  • Muffins: A hint of vanilla can unify disparate ingredients, creating a harmonious flavor.
Vanilla ExtractFlavor Enhancer
  • Apple Pie: Vanilla complements the cinnamon-spice.
  • Lemon Meringue: Vanilla tempers the sharp citrus notes.
  • Chocolate Pie: The vanilla addition layers flavors, deepening the chocolate’s richness.

Savory Dishes and Drinks

In savory dishes, your use of vanilla extract can be less expected but equally delightful. It adds a dimension of sweetness that can counterbalance salts and spices.

Here’s how you might incorporate vanilla:

  • Hot Chocolate: A dash of vanilla can smooth out the bitterness and enhance the chocolate flavor.
  • Liqueur: Vanilla’s warm and deep notes make it ideal for flavoring creamy liqueurs or spiced rums.

To add elegance to your drinks, infuse simple syrups with vanilla when preparing cocktails.

You can also stir a small amount directly into your hot chocolate or coffee.

Frequently Asked Questions

Vanilla extract is a key ingredient in chocolate making. It enhances flavor and also affects texture and consistency. This section answers some of the common questions about the role of vanilla extract and its use in chocolate preparation.

What role does vanilla extract play in chocolate making?

Vanilla extract enhances the taste of chocolate by adding depth and creaminess, which can elevate the sensory experience. It also contributes to a smoother texture in the final product.

Is it possible to create chocolate extract similar to vanilla extract?

While chocolate extract exists, it is less common than vanilla extract. It is made by infusing alcohol with cocoa beans and used to enhance the chocolate flavor without adding extra cocoa.

How does vanilla extract impact the flavor of chocolate cake?

In chocolate cake, vanilla extract complements the richness of cocoa, balances overall sweetness, and can make the chocolate flavor more pronounced and well-rounded.

Can you make your own vanilla extract for use in chocolate products?

Yes, you can make homemade vanilla extract by steeping vanilla beans in alcohol, such as vodka or rum, over several months, and use it to flavor your chocolate creations.

What are the steps to fix seized chocolate with vanilla extract?

To fix seized chocolate, gently reheat it while adding a small amount of warm liquid, like cream or clarified butter. Once off the heat, you can add vanilla extract to restore smoothness.

Which type of vanilla extract is best suited for chocolate confections?

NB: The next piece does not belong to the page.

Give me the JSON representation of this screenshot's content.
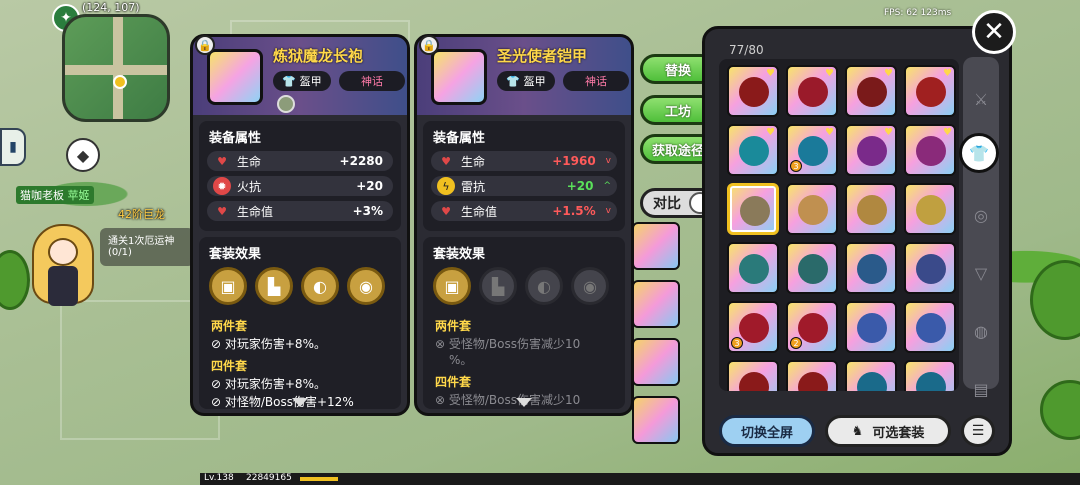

For chocolate confections, using a high-quality pure vanilla extract is preferable. It will impart a more complex and desirable flavor than synthetic imitations.

Follow Us
Cassie brings decades of experience to the Kitchen Community. She is a noted chef and avid gardener. Her new book "Healthy Eating Through the Garden" will be released shortly. When not writing or speaking about food and gardens Cassie can be found puttering around farmer's markets and greenhouses looking for the next great idea.
Cassie Marshall
Follow Us
Latest posts by Cassie Marshall (see all)